It can be a delicate act; some tourism boards worry dark plotlines may tarnish the image of their destination. For example, it took Albuquerque seasons to warm up to the drug and violence-fuelled Breaking Bad, which resulted in all-time high tourism records for the city. It’s now no surprise spin-off Better Call Saul decided to continue filming there; New Mexico is known for having some of the best film incentives around and now refers to the production team as “partners.”
It’s now increasingly common for countries to hire firms to publicize their use as film locations. Canada hired mega public relations firm Weber Shandwick to advertise and brand our nation through TV and film. Chicago has its own product placement specialist on staff to increase the city’s appearances on screen. Once a country or city has a hit on their hands, it’s in their best interest to keep the momentum going with sequels, special DVD releases and, in the case of TV shows, big-screen adaptations.

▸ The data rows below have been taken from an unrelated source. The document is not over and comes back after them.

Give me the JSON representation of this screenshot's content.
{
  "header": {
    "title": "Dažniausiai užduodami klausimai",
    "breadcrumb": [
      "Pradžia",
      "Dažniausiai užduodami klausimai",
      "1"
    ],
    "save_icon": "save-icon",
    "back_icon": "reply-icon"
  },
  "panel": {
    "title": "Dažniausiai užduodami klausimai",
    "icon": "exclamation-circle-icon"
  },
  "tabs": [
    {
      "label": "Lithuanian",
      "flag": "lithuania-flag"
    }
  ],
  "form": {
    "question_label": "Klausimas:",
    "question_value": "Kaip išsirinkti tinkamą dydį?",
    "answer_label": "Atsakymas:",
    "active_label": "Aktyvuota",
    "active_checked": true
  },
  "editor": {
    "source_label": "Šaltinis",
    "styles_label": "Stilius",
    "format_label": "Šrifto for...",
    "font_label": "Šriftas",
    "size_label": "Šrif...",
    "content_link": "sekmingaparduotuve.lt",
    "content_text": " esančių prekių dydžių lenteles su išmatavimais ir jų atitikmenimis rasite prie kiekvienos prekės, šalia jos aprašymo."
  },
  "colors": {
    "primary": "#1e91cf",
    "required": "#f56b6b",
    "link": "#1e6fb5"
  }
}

With Canada being home to so many productions, it’s worth asking why we haven’t seen our own version of Game of Thrones or Lord of the Rings spike interest in our diverse landscapes and cities. Toronto is the third-largest screen-based production centre in North America and Vancouver’s tax incentives combined with a close proximity to Los Angeles makes it another film hotspot. We’re certainly spending the money –
British Columbia spent approximately $500 million in production tax credits during 2015-2016.
Perhaps it speaks to Canadians’ stubborn modesty and preference for remaining behind the scenes rather than in the spotlight. Maybe we’re just not that great at promoting ourselves. Whatever the reason, it seems like a sorely missed opportunity to cast Canada as the next big star.